The recent blackout of ABC’s programming in the New York area can be chalked up to a shifting of audiences from broadcast to Internet, a trend that’s been underway for several years. “As the broadcast networks are less able to get advertising revenue, they’re turning to the cable guys to make up for that shortfall,” states Todd Mitchell, an analyst with Kaufman Brothers Lp, as quoted in a recent Newsday article. Ad dollars are in short supply because TV audiences have found other options for their time, especially growing Internet use.
It’s the same trend that has hurt the print industry, record sales, DVD sales and other businesses that offer physical products that can also be delivered digitally. Consumers have shown they prefer their entertainment, information and connections to be digital. Even telecoms will have to face the fact that Internet telephony is a preferred option for many consumers. TV programmers must eventually follow suit as well.
But in the meantime, according to the Newsday article, we can expect more of these inconveniences as yet another business, built on an outdated model, tries to defy reality and force its market to stand still. Do these companies really believe they can continue holding customers hostage? Consumers, who vote with their dollars, will have the final say — something that the iTunes store has already proven when it comes to digital goods.
Read full article: http://bit.ly/dgb94E [subscription required]
It looks like no one can agree on what is the best way to deliver video over the web. Why is this important? Because with ubiquitous fast connections and processors, video is the preferred medium online for entertainment and in many cases, information. If a picture is worth a thousand words, and a sound is worth a thousand pictures, then video is … well, you get the idea. If this weren’t so, TV and movies would not be at the center of the entertainment universe. And because these media can be delivered digitally, the Internet is the natural means of bringing them to consumers (which equates to big business).
So what do those who have the power to establish the standards that will enable everyone to benefit from video online do? Fight with each other, of course, since it’s much more important to own the whole pie than to create a level field for all to compete on. So the battle continues.

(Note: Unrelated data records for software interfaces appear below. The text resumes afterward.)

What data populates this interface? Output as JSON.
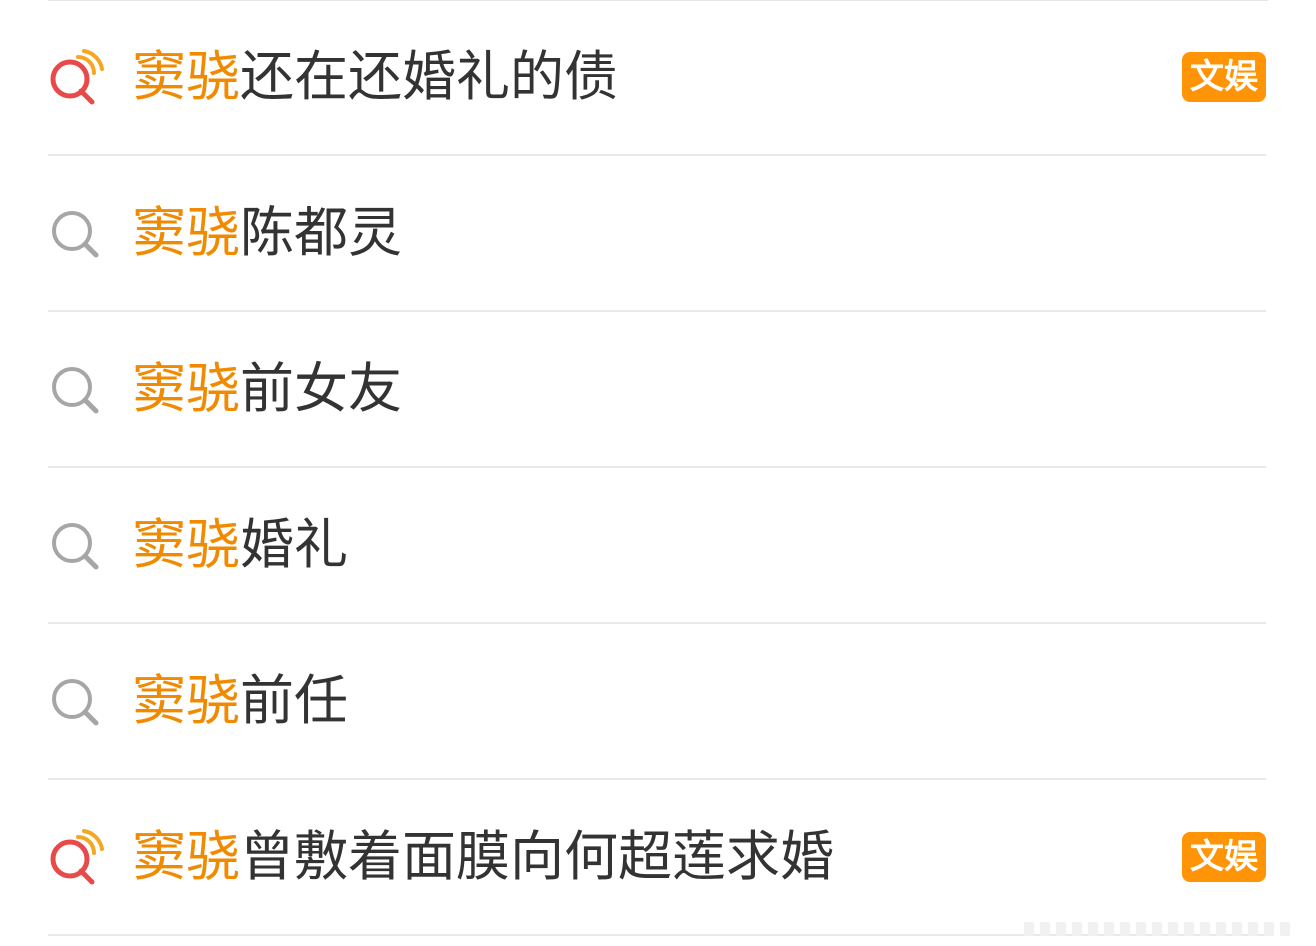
{
  "colors": {
    "highlight": "#f08a00",
    "text": "#333333",
    "badge_bg": "#ff9406",
    "divider": "#e9e9e9"
  },
  "results": [
    {
      "prefix": "窦骁",
      "suffix": "还在还婚礼的债",
      "icon": "hot-search-icon",
      "badge": "文娱"
    },
    {
      "prefix": "窦骁",
      "suffix": "陈都灵",
      "icon": "search-icon"
    },
    {
      "prefix": "窦骁",
      "suffix": "前女友",
      "icon": "search-icon"
    },
    {
      "prefix": "窦骁",
      "suffix": "婚礼",
      "icon": "search-icon"
    },
    {
      "prefix": "窦骁",
      "suffix": "前任",
      "icon": "search-icon"
    },
    {
      "prefix": "窦骁",
      "suffix": "曾敷着面膜向何超莲求婚",
      "icon": "hot-search-icon",
      "badge": "文娱"
    }
  ]
}
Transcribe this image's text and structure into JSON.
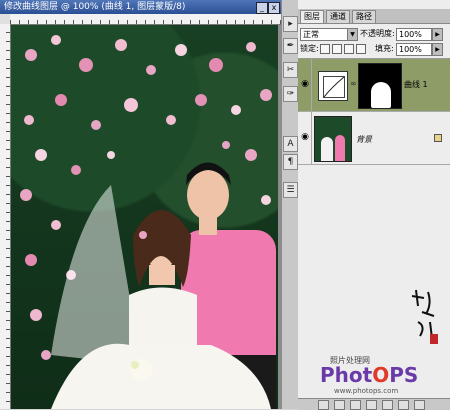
{
  "document": {
    "title": "修改曲线图层 @ 100% (曲线 1, 图层蒙版/8)",
    "close_label": "x"
  },
  "toolbox": {
    "icons": [
      "arrow-icon",
      "brush-icon",
      "crop-icon",
      "pen-icon",
      "text-icon",
      "note-icon",
      "hand-icon",
      "zoom-icon"
    ]
  },
  "panel": {
    "tabs": [
      {
        "label": "图层"
      },
      {
        "label": "通道"
      },
      {
        "label": "路径"
      }
    ],
    "blend_mode": "正常",
    "opacity_label": "不透明度:",
    "opacity_value": "100%",
    "lock_label": "锁定:",
    "fill_label": "填充:",
    "fill_value": "100%",
    "layers": [
      {
        "name": "曲线 1",
        "type": "adjustment",
        "selected": true
      },
      {
        "name": "背景",
        "type": "background",
        "selected": false
      }
    ]
  },
  "watermark": {
    "caption": "照片处理网",
    "brand_a": "Phot",
    "brand_o": "O",
    "brand_b": "PS",
    "url": "www.photops.com"
  },
  "colors": {
    "title_bar": "#2b4f94",
    "layer_selected": "#8e9d68",
    "brand_purple": "#6a3aa8",
    "brand_red": "#e03a2a"
  }
}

First, it was Real vs. QuickTime vs. Windows Media. Then Flash stepped in and, by virtue of YouTube’s adoption and the ubiquity of the Flash plug-in, became the de facto web video standard. Today, it’s Flash vs. H.264 (which plays without plug-ins in browsers via HTML 5). So what’s the problem? In brief, Adobe wants to own the world of web video and Apple doesn’t like this. Nor does Microsoft, which has it’s own designs on web media domination with its Silverlight technology. H.264 is owned by several patent holders who can’t agree on anything, especially royalties, and the Firefox and Opera browsers support a format that few have heard of (Ogg Theora – ugh).
We can only hope that this all resolves quickly, as the format war between Blu-Ray Disc and HD-DVD did in recent years. But according to this article from Webmonkey, that doesn’t appear to be likely. So in the meantime, keep that Flash plug-in handy (but not if you own anything made by Apple …)
Full article: http://bit.ly/cgxcSu
Interesting: according to this CNNMoney report, upwards of 73% of Twitter users have posted less than 10 times! It’s hard to include this site in the social phenomenon when the majority of its 50MM users are not contributing.
But there is tremendous interest in following on Twitter, and speculation is that the site is evolving into more of a news feed than a social platform. Of course, if everyone you’re interested in hearing from is posting on Twitter that’s reason enough to have an account. But does this mean that the site will soon become just another broadcast medium for the media elite?
Full article: http://money.cnn.com/2010/03/10/technology/twitter_users_active/index.htm
In the current economy, SEO (search engine optimization) and social media (Facebook, Twitter, Linked In and the like) are all the rage. Justifiably so. But for the most part, people are interested for the wrong reasons, ie: many tend to think it’s a free or cheap way to making big money on the Internet. Yes, it’s far cheaper than most traditional marketing methods, but it’s far from free! In fact, a solid commitment of time and financial resources is required for success in these venues, just as it is in any other worthwhile arena.
Still, there are many things that a website owner can do to improve their search rankings — if not become “number one on Google,” as the spam pitches promise. And some of the easiest to implement can also begin providing marked results. That’s the point of this article from ClickZ.com, which shares three simple but effective SEO tips that you can put to use right away.
1: Use Your Key Phrase in Your Title
2: Use the Target Key Phrase in the Body Copy
3: Cross Link Your Pages Using the Target Key Phrases
Sound interesting? Check out the entire article for details, try the techniques and then see how your site does in Google over the next several weeks.
Full article: http://www.clickz.com/3636405